◆ **Data extract**
*-*-*

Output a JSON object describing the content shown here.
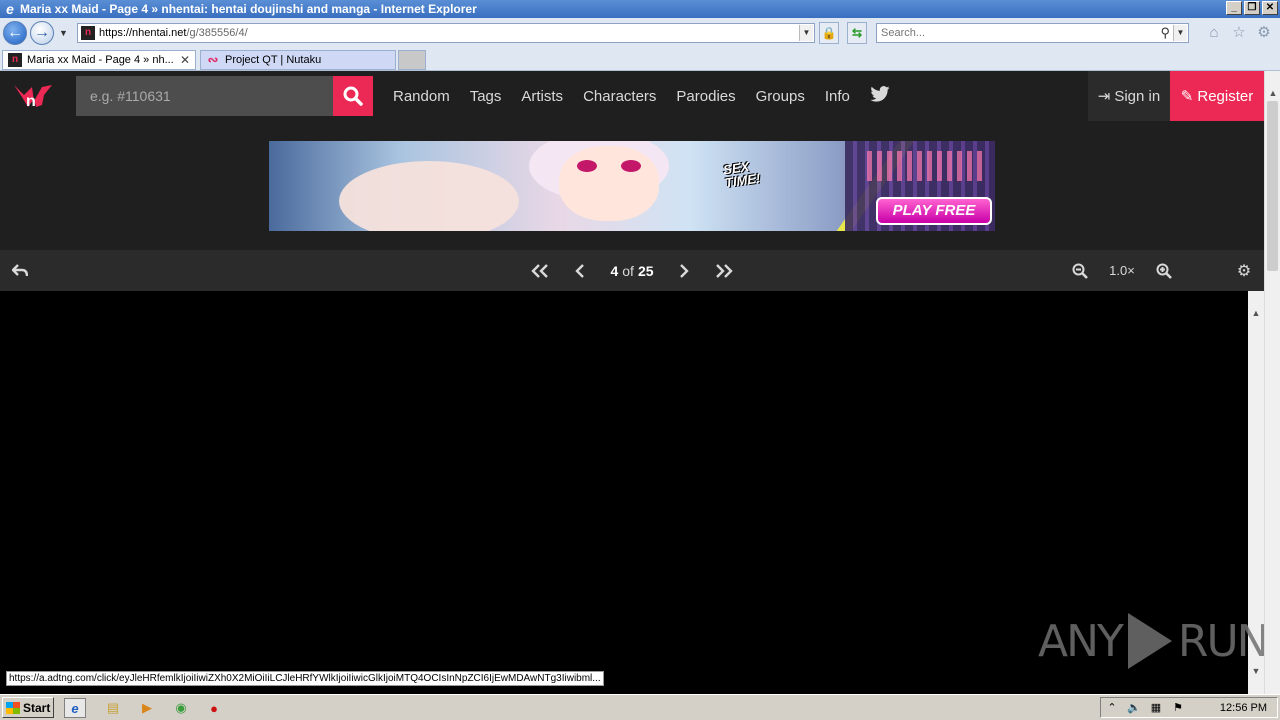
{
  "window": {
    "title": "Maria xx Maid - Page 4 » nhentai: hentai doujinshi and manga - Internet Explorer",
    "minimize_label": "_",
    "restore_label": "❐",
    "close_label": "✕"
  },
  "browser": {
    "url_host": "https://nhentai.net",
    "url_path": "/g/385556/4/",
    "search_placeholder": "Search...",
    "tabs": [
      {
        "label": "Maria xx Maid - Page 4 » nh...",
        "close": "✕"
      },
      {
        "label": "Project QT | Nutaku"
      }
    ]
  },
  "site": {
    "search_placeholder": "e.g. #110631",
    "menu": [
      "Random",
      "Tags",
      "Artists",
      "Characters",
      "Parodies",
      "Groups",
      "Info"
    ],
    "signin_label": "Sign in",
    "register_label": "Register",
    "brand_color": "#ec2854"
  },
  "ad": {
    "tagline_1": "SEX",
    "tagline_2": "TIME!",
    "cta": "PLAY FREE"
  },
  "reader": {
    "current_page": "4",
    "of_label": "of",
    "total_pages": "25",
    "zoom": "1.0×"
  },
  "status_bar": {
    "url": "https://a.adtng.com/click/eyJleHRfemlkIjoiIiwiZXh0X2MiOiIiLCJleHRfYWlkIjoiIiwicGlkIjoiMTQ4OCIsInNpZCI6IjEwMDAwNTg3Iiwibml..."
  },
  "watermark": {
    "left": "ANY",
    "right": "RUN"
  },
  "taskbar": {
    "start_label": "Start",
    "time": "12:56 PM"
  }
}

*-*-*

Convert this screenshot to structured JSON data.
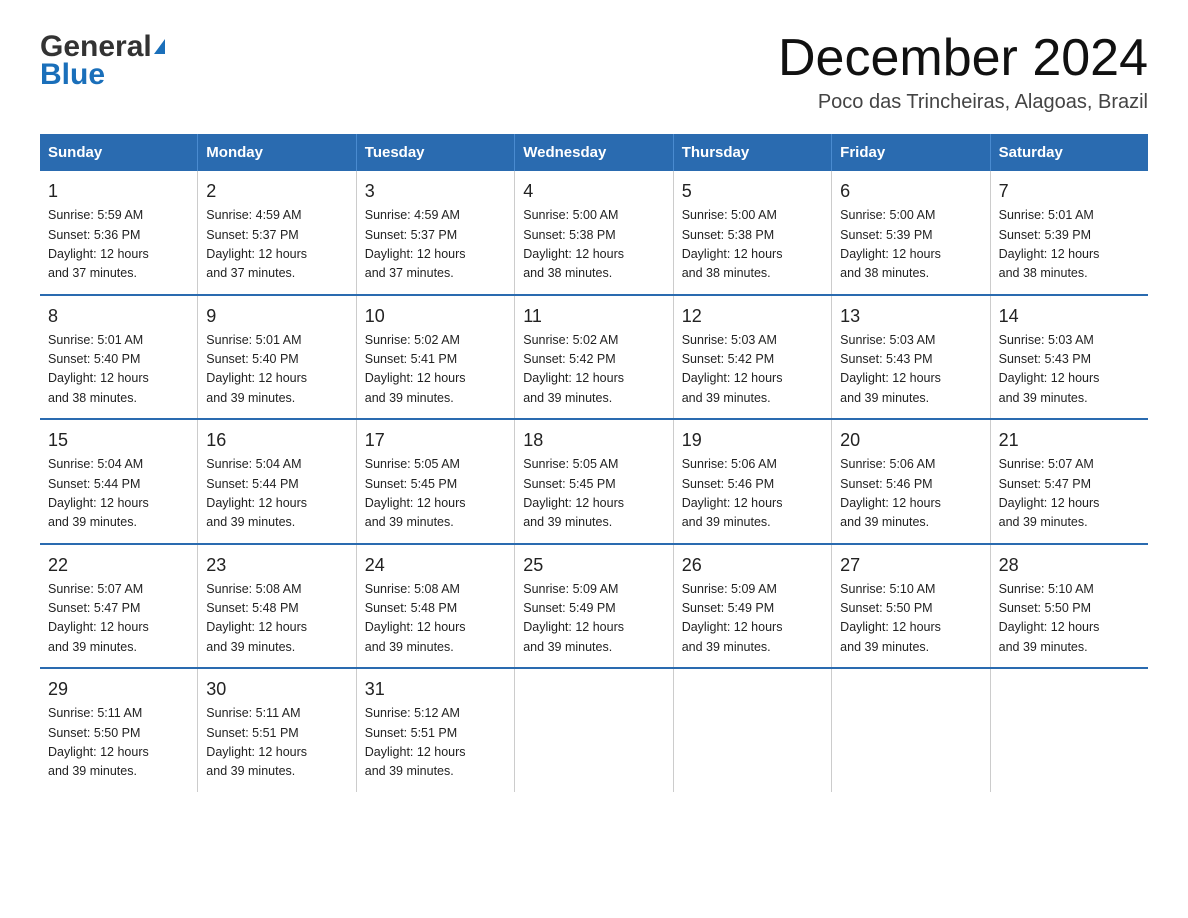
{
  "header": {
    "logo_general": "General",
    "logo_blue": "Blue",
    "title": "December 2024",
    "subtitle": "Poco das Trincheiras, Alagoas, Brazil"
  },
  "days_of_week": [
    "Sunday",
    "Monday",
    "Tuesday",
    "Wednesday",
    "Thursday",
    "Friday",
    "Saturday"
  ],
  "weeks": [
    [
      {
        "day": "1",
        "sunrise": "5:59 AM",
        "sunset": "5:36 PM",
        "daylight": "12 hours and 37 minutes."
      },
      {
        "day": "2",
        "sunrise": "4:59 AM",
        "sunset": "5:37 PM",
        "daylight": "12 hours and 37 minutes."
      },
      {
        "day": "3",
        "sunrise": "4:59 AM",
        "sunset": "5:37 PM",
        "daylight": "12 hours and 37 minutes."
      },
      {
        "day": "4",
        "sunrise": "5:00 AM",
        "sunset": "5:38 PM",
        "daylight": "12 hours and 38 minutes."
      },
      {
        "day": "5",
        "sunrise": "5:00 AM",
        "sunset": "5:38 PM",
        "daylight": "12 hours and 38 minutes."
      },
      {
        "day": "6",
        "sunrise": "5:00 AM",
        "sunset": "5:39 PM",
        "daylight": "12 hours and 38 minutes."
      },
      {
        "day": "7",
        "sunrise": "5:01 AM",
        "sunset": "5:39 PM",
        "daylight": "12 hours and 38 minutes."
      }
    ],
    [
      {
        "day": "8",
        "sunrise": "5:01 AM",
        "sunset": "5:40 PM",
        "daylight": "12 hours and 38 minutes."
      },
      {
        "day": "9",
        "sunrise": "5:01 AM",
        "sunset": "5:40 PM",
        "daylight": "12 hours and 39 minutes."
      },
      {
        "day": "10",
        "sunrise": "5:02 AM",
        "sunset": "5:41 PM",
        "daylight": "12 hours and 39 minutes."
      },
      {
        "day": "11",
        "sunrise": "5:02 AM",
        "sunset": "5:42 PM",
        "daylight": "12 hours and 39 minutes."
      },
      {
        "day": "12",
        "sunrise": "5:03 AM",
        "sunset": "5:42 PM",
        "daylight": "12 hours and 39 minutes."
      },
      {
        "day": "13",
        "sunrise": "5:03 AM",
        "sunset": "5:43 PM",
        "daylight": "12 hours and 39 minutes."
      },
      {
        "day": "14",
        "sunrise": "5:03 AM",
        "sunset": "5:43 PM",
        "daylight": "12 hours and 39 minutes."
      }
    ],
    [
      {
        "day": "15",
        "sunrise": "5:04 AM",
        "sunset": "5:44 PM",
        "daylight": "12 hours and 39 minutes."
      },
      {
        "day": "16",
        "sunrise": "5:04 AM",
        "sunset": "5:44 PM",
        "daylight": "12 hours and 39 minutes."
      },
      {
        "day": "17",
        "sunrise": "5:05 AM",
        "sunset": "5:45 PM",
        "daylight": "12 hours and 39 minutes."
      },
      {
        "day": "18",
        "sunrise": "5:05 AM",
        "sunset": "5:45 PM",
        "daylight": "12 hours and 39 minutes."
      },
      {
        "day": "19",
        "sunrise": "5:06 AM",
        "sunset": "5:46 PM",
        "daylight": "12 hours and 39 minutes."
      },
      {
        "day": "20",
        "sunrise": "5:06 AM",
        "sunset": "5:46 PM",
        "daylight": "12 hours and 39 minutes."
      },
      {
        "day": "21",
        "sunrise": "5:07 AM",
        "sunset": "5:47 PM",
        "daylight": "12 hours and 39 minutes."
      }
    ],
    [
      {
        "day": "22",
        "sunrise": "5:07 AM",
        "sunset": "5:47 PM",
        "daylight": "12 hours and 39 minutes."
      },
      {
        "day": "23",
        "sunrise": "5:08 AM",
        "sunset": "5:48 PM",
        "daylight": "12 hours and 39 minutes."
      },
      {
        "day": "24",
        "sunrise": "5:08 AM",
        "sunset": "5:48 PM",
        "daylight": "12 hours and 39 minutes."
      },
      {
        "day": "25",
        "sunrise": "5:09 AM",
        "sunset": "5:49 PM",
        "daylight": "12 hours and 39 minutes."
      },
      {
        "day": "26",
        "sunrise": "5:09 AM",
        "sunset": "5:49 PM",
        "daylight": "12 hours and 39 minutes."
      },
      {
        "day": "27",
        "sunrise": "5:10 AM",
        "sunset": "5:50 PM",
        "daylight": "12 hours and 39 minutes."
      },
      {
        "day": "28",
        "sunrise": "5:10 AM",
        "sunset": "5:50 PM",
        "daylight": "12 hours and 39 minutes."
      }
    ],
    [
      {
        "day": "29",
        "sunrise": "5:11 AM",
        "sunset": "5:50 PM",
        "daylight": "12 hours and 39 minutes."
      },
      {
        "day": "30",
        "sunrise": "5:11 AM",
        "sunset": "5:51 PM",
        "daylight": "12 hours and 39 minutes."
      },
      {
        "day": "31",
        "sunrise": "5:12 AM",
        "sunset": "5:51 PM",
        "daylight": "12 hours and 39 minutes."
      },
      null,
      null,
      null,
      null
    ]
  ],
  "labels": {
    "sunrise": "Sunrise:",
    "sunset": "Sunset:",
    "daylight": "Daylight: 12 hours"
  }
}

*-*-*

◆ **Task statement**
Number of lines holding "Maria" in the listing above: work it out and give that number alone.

◆ **Your response**
2